Retype the listing in full. Change nothing.
BEGIN DATASET EXCERPTS
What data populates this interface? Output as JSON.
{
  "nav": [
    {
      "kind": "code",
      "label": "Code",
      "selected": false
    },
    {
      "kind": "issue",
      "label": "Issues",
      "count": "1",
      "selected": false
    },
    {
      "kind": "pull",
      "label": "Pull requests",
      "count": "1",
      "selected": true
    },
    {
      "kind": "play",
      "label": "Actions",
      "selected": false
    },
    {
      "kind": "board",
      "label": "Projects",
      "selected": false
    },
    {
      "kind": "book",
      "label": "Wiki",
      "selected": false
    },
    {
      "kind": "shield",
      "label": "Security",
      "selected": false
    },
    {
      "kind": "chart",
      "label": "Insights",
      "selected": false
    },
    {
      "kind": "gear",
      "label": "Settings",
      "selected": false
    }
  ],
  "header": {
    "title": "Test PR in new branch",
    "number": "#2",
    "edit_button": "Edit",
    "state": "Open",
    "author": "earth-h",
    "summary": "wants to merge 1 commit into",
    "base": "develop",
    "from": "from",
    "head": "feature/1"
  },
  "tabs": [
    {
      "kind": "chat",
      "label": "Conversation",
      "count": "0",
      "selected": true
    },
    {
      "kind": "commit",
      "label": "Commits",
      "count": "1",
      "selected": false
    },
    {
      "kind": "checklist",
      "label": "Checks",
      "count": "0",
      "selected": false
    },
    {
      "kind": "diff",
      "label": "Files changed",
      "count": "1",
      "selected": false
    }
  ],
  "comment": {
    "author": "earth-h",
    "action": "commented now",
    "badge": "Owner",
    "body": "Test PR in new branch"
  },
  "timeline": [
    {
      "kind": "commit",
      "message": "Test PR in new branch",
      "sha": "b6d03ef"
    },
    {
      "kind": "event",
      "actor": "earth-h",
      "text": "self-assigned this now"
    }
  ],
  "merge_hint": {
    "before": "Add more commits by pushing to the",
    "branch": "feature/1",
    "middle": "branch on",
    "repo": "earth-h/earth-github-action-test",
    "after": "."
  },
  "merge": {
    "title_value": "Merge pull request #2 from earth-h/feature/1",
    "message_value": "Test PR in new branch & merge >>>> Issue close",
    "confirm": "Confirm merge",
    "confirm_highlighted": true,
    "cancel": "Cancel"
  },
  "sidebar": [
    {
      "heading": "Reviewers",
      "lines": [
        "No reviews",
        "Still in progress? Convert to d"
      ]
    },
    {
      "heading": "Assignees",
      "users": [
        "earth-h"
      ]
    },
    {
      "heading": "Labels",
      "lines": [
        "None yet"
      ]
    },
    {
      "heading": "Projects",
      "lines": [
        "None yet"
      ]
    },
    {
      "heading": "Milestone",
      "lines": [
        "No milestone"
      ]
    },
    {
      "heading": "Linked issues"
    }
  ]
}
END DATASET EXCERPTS
**YOUR RESPONSE:**
What data populates this interface? Output as JSON.
{
  "nav": [
    {
      "kind": "code",
      "label": "Code",
      "selected": false
    },
    {
      "kind": "issue",
      "label": "Issues",
      "count": "1",
      "selected": false
    },
    {
      "kind": "pull",
      "label": "Pull requests",
      "count": "1",
      "selected": true
    },
    {
      "kind": "play",
      "label": "Actions",
      "selected": false
    },
    {
      "kind": "board",
      "label": "Projects",
      "selected": false
    },
    {
      "kind": "book",
      "label": "Wiki",
      "selected": false
    },
    {
      "kind": "shield",
      "label": "Security",
      "selected": false
    },
    {
      "kind": "chart",
      "label": "Insights",
      "selected": false
    },
    {
      "kind": "gear",
      "label": "Settings",
      "selected": false
    }
  ],
  "header": {
    "title": "Test PR in new branch",
    "number": "#2",
    "edit_button": "Edit",
    "state": "Open",
    "author": "earth-h",
    "summary": "wants to merge 1 commit into",
    "base": "develop",
    "from": "from",
    "head": "feature/1"
  },
  "tabs": [
    {
      "kind": "chat",
      "label": "Conversation",
      "count": "0",
      "selected": true
    },
    {
      "kind": "commit",
      "label": "Commits",
      "count": "1",
      "selected": false
    },
    {
      "kind": "checklist",
      "label": "Checks",
      "count": "0",
      "selected": false
    },
    {
      "kind": "diff",
      "label": "Files changed",
      "count": "1",
      "selected": false
    }
  ],
  "comment": {
    "author": "earth-h",
    "action": "commented now",
    "badge": "Owner",
    "body": "Test PR in new branch"
  },
  "timeline": [
    {
      "kind": "commit",
      "message": "Test PR in new branch",
      "sha": "b6d03ef"
    },
    {
      "kind": "event",
      "actor": "earth-h",
      "text": "self-assigned this now"
    }
  ],
  "merge_hint": {
    "before": "Add more commits by pushing to the",
    "branch": "feature/1",
    "middle": "branch on",
    "repo": "earth-h/earth-github-action-test",
    "after": "."
  },
  "merge": {
    "title_value": "Merge pull request #2 from earth-h/feature/1",
    "message_value": "Test PR in new branch & merge >>>> Issue close",
    "confirm": "Confirm merge",
    "confirm_highlighted": true,
    "cancel": "Cancel"
  },
  "sidebar": [
    {
      "heading": "Reviewers",
      "lines": [
        "No reviews",
        "Still in progress? Convert to d"
      ]
    },
    {
      "heading": "Assignees",
      "users": [
        "earth-h"
      ]
    },
    {
      "heading": "Labels",
      "lines": [
        "None yet"
      ]
    },
    {
      "heading": "Projects",
      "lines": [
        "None yet"
      ]
    },
    {
      "heading": "Milestone",
      "lines": [
        "No milestone"
      ]
    },
    {
      "heading": "Linked issues"
    }
  ]
}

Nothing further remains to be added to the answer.